> [Required work]: What lines of the material hold the string "Callout"? Pull each of them out.

> [Provided records]:
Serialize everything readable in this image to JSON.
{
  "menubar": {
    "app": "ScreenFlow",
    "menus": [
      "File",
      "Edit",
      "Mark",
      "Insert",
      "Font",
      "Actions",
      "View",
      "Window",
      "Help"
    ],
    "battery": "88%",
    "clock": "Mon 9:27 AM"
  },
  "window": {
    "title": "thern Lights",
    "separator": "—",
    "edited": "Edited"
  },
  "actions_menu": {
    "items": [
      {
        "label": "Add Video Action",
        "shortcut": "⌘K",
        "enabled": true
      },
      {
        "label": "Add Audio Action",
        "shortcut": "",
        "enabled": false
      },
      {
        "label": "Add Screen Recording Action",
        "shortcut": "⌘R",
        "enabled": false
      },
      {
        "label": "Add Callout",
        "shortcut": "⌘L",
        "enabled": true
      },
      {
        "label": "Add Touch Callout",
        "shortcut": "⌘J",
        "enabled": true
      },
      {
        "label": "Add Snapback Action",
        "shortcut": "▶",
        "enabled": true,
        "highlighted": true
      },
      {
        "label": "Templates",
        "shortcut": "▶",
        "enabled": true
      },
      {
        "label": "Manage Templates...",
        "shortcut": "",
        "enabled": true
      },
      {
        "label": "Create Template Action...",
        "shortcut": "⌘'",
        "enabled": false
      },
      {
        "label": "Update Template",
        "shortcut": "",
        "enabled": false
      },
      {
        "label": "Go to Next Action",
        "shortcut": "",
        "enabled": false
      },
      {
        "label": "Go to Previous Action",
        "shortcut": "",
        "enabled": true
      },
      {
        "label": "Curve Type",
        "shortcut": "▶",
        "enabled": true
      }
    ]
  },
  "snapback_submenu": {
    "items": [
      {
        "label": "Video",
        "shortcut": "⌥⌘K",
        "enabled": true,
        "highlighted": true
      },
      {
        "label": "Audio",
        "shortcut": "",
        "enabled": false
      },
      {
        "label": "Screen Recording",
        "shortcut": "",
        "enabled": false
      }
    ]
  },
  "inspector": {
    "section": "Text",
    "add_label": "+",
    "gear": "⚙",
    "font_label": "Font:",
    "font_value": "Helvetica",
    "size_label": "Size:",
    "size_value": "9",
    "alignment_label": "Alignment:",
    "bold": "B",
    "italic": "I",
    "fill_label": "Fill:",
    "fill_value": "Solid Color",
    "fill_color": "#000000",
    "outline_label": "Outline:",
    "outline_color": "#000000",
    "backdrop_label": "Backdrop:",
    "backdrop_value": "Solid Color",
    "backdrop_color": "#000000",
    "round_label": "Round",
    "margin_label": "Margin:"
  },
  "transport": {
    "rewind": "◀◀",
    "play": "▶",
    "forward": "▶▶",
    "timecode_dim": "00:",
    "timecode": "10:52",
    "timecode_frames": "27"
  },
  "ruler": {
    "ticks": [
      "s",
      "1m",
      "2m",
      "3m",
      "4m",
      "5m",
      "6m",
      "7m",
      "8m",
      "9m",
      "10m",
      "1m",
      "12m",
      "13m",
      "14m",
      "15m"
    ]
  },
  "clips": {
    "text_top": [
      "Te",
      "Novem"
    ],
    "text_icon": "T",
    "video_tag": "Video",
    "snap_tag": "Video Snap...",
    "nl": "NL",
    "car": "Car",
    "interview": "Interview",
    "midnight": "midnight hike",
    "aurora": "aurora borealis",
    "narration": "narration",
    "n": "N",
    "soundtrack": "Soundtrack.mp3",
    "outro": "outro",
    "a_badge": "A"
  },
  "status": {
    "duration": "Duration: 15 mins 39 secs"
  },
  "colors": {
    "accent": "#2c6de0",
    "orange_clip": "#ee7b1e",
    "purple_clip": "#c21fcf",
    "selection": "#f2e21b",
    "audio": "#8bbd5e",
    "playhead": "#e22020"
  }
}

> [Written answer]:
        "label": "Add Callout",
        "label": "Add Touch Callout",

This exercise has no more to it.